Studio album by Don Cherry
Released 1975, Italy
Recorded 1975
Genre Jazz
Length 39:17
Label EMI
Producer Corrado Bacchelli
Don Cherry chronology
Eternal Now
(1973)
Brown Rice
(1975)
Hear & Now
(1976)

Brown Rice, reissued as Don Cherry, is a studio album recorded in 1975 by trumpeter Don Cherry.

Overview[edit]

The album presents a fusion of jazz with rock, African, Indian, and Arabic music.[1][2] Charlie Haden plays wah-wah bass on the title track, while Frank Lowe's tenor evokes a blues influence.[1][2] "Malkauns" includes tambura accompaniment.[2]

The tracks "Brown Rice," "Malkauns" and "Degi-Degi" were recorded by engineer Kurt Munkacsi at Basement Recording Studios in New York City.[3][4] "Chenrezig" was recorded by Michael Mantler at Grog Kill, Woodstock, New York.[3][4] Corrado Baccheli produced the sessions with his associate Beppe Muccioli.[3]

Reception[edit]

Professional ratings
Review scores
Source Rating
Allmusic 4.5/5 stars[1]
Penguin Guide to Jazz 4/4 stars[5]

The Allmusic review by Steve Huey awarded the album 4½ stars stating "Brown Rice is the most accessible entry point into Cherry's borderless ideal, jelling into a personal, unique, and seamless vision that's at once primitive and futuristic in the best possible senses of both words. While Cherry would record a great deal of fine work in the years to come, he would never quite reach this level of wild invention again".[1]

Brian Morton and Richard Cook, writing for The Penguin Guide to Jazz, called Brown Rice "a lost classic of the era and probably the best place to sample the trumpeter as both soloist – he blows some stunningly beautiful solos here – and as the shamanic creator of a unique, unearthly sound that makes dull nonsense of most ‍ '​fusion‍ '​ work of the period.… Exceptional and recommended."[6] Previous editions of The Penguin Guide to Jazz gave the album a four-star rating, of a possible four.[5]

Carl Braurer, writing for Cadence, suggested that the title track and "Degi-Degi" were the least successful tracks on the album, and would have benefited from shorter running times.[2] However, Braurer felt that overall, "this [album] is Cherry at his finest."[2] The All Music Guide to Jazz, which reprinted Braurer's review, marked the album as a landmark recording.[2]

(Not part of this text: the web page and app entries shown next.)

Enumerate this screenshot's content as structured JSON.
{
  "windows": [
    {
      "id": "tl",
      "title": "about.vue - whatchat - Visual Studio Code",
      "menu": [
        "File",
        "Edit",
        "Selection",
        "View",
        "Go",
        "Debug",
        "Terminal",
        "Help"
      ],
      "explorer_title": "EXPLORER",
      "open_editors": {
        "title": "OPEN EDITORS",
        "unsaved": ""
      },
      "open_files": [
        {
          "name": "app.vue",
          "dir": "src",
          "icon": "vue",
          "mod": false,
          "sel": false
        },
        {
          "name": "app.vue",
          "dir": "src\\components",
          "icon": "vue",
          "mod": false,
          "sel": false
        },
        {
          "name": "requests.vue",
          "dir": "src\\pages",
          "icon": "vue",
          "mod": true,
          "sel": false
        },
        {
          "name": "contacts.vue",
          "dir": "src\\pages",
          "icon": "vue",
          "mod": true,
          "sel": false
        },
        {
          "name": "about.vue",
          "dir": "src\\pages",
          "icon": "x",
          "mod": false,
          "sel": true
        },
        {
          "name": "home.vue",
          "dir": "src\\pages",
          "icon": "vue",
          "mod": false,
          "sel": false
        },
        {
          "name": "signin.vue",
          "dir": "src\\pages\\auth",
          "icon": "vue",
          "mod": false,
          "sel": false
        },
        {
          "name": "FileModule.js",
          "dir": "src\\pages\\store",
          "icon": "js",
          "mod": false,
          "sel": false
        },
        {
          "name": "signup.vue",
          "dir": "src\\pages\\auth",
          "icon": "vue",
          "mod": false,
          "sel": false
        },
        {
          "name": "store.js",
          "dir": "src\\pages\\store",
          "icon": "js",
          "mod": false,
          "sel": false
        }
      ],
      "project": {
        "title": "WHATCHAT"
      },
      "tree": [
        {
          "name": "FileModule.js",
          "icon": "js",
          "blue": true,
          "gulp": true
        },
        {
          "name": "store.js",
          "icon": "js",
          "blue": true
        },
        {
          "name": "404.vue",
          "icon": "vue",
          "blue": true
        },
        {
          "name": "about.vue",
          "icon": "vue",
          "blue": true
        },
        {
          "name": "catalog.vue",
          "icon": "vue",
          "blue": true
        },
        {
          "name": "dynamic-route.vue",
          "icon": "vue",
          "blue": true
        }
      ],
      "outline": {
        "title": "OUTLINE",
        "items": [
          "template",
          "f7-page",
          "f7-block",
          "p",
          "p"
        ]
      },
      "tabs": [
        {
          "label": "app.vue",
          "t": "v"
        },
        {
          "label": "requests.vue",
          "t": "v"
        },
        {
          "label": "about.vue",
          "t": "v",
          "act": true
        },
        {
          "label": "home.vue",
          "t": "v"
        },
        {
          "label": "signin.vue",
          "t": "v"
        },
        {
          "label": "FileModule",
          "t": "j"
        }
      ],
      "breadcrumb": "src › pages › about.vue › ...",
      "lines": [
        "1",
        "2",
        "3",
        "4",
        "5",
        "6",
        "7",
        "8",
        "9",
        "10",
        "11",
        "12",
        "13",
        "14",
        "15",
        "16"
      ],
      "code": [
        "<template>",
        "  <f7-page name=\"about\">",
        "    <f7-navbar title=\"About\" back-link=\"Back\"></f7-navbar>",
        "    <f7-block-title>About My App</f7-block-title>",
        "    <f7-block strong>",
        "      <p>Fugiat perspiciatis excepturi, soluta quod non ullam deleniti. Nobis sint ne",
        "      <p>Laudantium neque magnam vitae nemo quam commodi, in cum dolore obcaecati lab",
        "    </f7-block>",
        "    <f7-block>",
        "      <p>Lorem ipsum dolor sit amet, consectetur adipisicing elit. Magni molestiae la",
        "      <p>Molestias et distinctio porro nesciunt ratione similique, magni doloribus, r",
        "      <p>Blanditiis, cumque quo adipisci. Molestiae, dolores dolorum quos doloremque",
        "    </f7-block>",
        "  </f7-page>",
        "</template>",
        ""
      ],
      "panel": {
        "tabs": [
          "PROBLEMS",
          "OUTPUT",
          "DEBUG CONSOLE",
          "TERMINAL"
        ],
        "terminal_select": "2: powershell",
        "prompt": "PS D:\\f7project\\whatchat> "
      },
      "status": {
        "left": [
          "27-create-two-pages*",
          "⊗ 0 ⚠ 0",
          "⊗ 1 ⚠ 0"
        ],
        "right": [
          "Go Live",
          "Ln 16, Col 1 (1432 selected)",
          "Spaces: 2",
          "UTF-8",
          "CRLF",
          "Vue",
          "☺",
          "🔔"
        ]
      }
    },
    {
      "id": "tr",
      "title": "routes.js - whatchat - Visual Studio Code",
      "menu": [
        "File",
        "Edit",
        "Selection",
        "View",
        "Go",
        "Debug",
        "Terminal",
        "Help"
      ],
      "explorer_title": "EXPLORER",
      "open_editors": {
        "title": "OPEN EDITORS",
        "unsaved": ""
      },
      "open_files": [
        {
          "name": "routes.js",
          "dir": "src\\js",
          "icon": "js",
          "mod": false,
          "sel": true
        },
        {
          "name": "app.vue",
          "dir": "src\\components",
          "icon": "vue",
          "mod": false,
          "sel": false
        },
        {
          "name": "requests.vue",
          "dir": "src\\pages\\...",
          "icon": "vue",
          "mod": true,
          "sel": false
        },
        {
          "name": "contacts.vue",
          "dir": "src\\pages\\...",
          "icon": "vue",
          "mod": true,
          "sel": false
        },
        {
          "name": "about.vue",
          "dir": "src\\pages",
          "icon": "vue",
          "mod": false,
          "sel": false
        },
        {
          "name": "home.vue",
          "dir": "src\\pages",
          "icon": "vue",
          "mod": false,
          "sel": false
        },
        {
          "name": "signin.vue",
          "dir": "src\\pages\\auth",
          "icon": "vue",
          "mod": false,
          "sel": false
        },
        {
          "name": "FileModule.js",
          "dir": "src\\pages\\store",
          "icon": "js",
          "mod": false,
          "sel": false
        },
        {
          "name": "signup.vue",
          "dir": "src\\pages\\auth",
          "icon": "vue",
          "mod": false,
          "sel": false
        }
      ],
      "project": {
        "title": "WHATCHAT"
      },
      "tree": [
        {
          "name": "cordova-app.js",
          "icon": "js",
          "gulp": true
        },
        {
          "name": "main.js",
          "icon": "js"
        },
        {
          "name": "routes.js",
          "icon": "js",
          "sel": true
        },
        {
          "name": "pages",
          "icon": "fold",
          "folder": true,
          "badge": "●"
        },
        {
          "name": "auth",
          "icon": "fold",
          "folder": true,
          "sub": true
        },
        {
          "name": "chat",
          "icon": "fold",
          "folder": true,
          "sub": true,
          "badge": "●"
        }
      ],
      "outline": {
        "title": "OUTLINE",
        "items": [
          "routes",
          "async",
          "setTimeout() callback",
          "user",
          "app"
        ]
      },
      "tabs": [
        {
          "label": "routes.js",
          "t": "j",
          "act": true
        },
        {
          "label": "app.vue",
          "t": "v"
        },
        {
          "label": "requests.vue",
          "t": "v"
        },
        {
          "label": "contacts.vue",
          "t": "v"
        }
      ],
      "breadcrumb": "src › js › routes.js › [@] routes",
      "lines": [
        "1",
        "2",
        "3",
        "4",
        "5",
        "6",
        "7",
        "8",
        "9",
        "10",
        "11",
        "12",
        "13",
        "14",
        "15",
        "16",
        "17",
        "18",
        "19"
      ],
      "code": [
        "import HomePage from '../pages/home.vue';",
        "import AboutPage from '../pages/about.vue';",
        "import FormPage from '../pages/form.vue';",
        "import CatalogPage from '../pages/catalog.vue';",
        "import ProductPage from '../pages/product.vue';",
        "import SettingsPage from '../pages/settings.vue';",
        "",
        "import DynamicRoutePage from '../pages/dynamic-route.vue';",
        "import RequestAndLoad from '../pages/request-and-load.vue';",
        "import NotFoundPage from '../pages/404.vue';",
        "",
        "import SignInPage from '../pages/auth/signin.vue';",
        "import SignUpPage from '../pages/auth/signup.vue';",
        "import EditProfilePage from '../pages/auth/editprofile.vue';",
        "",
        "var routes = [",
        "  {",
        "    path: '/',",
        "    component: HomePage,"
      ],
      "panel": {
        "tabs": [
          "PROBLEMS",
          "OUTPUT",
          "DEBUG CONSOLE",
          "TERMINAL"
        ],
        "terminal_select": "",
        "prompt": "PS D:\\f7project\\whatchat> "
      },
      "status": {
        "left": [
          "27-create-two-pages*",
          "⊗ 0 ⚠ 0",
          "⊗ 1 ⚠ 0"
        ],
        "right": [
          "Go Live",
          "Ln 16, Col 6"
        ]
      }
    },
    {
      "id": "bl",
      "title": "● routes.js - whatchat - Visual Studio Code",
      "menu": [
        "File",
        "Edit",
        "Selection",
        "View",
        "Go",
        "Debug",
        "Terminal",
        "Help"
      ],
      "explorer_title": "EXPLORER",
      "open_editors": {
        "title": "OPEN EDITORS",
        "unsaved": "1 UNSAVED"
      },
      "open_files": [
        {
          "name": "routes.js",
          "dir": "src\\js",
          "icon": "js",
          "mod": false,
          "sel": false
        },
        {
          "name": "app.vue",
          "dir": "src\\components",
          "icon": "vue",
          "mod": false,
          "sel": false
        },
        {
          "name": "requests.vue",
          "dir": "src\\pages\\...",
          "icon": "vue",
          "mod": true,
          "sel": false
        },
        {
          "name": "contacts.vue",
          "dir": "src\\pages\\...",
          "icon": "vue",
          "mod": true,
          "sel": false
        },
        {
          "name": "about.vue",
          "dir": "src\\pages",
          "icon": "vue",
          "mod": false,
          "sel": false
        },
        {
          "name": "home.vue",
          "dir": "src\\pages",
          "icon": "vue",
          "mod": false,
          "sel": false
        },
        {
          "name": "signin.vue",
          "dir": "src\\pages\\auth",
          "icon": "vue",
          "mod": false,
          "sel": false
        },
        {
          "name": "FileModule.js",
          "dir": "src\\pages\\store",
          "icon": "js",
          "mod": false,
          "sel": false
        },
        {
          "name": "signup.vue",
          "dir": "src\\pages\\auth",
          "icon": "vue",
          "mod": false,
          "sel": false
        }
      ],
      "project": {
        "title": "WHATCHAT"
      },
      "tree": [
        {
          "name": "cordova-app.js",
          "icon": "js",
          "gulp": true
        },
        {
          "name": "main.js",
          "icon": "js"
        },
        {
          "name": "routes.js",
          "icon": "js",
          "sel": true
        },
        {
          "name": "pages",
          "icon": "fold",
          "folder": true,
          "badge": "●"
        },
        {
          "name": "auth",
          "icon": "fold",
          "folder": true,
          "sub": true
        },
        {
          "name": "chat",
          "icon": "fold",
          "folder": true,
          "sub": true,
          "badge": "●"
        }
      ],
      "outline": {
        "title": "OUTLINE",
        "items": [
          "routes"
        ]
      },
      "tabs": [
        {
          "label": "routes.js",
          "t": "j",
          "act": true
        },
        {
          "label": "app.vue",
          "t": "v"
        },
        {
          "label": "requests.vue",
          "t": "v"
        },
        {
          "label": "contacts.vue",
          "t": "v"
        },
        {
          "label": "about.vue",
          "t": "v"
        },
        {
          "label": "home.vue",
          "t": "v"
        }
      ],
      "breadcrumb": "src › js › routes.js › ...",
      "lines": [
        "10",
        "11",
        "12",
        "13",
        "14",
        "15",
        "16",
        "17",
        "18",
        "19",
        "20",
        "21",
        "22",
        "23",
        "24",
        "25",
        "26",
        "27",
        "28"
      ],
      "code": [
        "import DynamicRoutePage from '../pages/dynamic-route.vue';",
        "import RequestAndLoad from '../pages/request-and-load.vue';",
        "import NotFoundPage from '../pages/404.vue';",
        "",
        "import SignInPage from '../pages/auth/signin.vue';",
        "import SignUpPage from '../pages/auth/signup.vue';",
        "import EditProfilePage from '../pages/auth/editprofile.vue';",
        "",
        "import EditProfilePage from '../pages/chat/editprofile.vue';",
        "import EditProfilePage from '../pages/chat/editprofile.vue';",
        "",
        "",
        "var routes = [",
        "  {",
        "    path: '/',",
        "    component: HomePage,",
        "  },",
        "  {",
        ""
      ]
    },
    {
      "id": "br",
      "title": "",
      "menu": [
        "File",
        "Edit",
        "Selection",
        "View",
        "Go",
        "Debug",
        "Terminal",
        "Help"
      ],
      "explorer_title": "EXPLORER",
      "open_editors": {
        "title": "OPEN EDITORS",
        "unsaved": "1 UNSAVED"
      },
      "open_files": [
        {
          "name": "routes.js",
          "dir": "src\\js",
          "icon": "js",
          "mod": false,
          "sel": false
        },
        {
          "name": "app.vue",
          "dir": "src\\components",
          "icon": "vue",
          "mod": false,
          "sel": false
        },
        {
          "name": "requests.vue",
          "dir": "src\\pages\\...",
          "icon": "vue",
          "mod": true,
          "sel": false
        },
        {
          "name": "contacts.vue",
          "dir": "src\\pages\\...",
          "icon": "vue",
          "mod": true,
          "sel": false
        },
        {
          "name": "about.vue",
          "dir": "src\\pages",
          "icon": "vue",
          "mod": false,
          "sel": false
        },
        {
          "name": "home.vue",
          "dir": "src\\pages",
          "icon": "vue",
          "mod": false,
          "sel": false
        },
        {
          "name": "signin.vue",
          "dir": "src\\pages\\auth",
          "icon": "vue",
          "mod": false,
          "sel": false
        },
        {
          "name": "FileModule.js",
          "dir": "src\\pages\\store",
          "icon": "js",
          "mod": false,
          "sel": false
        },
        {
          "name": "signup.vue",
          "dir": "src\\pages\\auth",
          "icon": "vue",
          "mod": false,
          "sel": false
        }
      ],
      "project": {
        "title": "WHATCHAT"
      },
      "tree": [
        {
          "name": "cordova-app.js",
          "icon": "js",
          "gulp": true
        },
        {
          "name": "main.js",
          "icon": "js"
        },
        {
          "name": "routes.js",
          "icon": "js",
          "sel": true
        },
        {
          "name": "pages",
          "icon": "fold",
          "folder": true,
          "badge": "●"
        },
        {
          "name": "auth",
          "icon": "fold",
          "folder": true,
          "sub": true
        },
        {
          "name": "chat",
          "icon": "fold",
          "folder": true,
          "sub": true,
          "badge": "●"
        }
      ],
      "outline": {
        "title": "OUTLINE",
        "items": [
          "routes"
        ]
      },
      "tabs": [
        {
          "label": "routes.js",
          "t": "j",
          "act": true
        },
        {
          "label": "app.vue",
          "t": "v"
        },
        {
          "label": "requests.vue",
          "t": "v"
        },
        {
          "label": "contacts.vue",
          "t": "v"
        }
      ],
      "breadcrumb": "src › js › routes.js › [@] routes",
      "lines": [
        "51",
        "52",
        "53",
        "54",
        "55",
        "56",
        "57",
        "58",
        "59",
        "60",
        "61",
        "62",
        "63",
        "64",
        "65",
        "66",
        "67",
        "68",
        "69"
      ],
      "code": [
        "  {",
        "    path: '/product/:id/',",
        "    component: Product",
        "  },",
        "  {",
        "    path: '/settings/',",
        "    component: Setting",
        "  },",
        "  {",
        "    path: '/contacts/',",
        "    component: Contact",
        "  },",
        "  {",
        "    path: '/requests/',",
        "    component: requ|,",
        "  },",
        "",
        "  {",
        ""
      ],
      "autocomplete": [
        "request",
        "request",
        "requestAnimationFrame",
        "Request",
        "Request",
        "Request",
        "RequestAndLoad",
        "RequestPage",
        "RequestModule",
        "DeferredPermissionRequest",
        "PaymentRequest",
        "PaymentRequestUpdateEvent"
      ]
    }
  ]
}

Track listing[edit]

All compositions by Don Cherry except as indicated
  1. "Brown Rice" - 5:15
  2. "Malkauns" (Bengt Berger, Don Cherry) - 14:02
  3. "Chenrezig" - 12:51
  4. "Degi-Degi" - 7:06
    • Recorded at The Basement Recording Studios in New York (tracks 1, 2 & 4) and at Grog Kill in Woodstock (track 3)

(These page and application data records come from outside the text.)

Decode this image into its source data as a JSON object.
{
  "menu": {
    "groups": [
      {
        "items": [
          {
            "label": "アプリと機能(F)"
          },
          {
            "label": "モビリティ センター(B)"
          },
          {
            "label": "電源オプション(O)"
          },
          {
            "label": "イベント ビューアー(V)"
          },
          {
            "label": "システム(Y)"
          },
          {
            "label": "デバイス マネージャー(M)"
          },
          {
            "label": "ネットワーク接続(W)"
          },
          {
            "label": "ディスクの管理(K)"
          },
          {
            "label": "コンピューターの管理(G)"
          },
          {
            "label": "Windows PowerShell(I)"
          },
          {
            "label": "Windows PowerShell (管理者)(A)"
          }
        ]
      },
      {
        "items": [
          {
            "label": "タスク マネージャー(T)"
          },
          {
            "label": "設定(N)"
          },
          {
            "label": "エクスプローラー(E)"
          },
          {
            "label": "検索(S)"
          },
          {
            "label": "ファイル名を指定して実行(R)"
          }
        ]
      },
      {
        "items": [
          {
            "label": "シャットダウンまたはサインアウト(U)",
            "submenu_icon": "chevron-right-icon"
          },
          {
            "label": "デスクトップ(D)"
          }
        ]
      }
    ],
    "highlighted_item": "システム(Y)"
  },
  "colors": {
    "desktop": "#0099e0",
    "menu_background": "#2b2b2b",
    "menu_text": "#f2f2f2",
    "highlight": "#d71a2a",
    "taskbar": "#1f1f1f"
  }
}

Personnel[edit]

Carl Brauer noted apparent errors in the album's credits: "Don Cherry does not play trumpet on 'Brown Rice,' but he does play it on 'Degi-Degi,' and for the life of me I can't hear Frank Lowe's tenor on that track."[2]

Additional personnel

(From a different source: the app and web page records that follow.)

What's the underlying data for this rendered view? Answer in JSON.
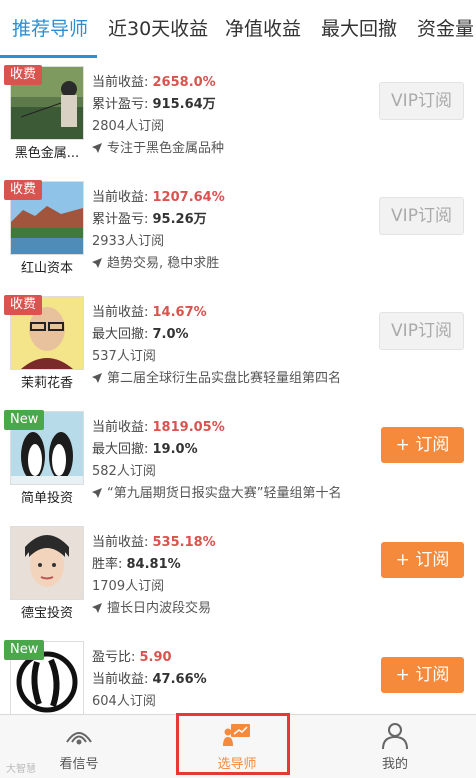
{
  "tabs": [
    {
      "label": "推荐导师",
      "active": true
    },
    {
      "label": "近30天收益",
      "active": false
    },
    {
      "label": "净值收益",
      "active": false
    },
    {
      "label": "最大回撤",
      "active": false
    },
    {
      "label": "资金量",
      "active": false
    }
  ],
  "colors": {
    "accent_blue": "#2a8fd6",
    "accent_orange": "#f58a3c",
    "profit_red": "#d9534f",
    "new_green": "#4aa84a"
  },
  "cards": [
    {
      "name": "黑色金属...",
      "badge": "收费",
      "badge_type": "fee",
      "line1_label": "当前收益: ",
      "line1_value": "2658.0%",
      "line2_label": "累计盈亏: ",
      "line2_value": "915.64万",
      "subscribers": "2804人订阅",
      "desc": "专注于黑色金属品种",
      "button": "VIP订阅",
      "button_type": "vip",
      "avatar": "fishing-photo"
    },
    {
      "name": "红山资本",
      "badge": "收费",
      "badge_type": "fee",
      "line1_label": "当前收益: ",
      "line1_value": "1207.64%",
      "line2_label": "累计盈亏: ",
      "line2_value": "95.26万",
      "subscribers": "2933人订阅",
      "desc": "趋势交易, 稳中求胜",
      "button": "VIP订阅",
      "button_type": "vip",
      "avatar": "landscape-photo"
    },
    {
      "name": "茉莉花香",
      "badge": "收费",
      "badge_type": "fee",
      "line1_label": "当前收益: ",
      "line1_value": "14.67%",
      "line2_label": "最大回撤: ",
      "line2_value": "7.0%",
      "subscribers": "537人订阅",
      "desc": "第二届全球衍生品实盘比赛轻量组第四名",
      "button": "VIP订阅",
      "button_type": "vip",
      "avatar": "man-portrait"
    },
    {
      "name": "简单投资",
      "badge": "New",
      "badge_type": "new",
      "line1_label": "当前收益: ",
      "line1_value": "1819.05%",
      "line2_label": "最大回撤: ",
      "line2_value": "19.0%",
      "subscribers": "582人订阅",
      "desc": "“第九届期货日报实盘大赛”轻量组第十名",
      "button": "+ 订阅",
      "button_type": "sub",
      "avatar": "penguins-photo"
    },
    {
      "name": "德宝投资",
      "badge": "",
      "badge_type": "",
      "line1_label": "当前收益: ",
      "line1_value": "535.18%",
      "line2_label": "胜率: ",
      "line2_value": "84.81%",
      "subscribers": "1709人订阅",
      "desc": "擅长日内波段交易",
      "button": "+ 订阅",
      "button_type": "sub",
      "avatar": "drawn-face"
    },
    {
      "name": "",
      "badge": "New",
      "badge_type": "new",
      "line1_label": "盈亏比: ",
      "line1_value": "5.90",
      "line2_label": "当前收益: ",
      "line2_value": "47.66%",
      "subscribers": "604人订阅",
      "desc": "",
      "button": "+ 订阅",
      "button_type": "sub",
      "avatar": "calligraphy-logo"
    }
  ],
  "bottom_nav": [
    {
      "label": "看信号",
      "icon": "signal-icon",
      "active": false
    },
    {
      "label": "选导师",
      "icon": "teacher-board-icon",
      "active": true
    },
    {
      "label": "我的",
      "icon": "user-icon",
      "active": false
    }
  ],
  "watermark": "大智慧"
}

Release history[edit]

The album was first titled Brown Rice.[1][2][6] EMI Records originally released the album in Italy under this title.[2] Horizon Records reissued the album in 1977, titled Don Cherry.[2][7] John Snyder and Rudy Van Gelder prepared a digital master at Van Gelder Studio in 1988, and in 1989 A&M Records released Brown Rice on compact disc.[3]

References[edit]

  1. ^ a b c d e Huey, Steve. Brown Rice (album) at AllMusic. Retrieved 2012-10-01.
  2. ^ a b c d e f g h i j Braurer, Carl (1994), Ron Wynn, ed., All Music Guide to Jazz, M. Erlewine, V. Bogdanov, San Francisco: Miller Freeman, pp. 147–148, ISBN 0-87930-308-5 
  3. ^ a b c d Brown Rice (Media notes). Don Cherry. Los Angeles: A&M. 1976. 397 001-2. 
  4. ^ a b Don Cherry at Discogs
  5. ^ a b Cook, Richard; Brian Morton (2008) [1992]. The Penguin Guide to Jazz Recordings. The Penguin Guide to Jazz (9th ed.). New York: Penguin. p. 246. ISBN 978-0-14-103401-0. 
  6. ^ a b Morton, Brian; Richard Cook (2010) [1992]. The Penguin Jazz Guide: The History of the Music in the 1001 Best Albums. The Penguin Guide to Jazz (10th ed.). New York: Penguin. pp. 424–425. ISBN 978-0-14-104831-4. 
  7. ^ Brown Rice (album) at AllMusic. Retrieved 2012-10-01.

External links[edit]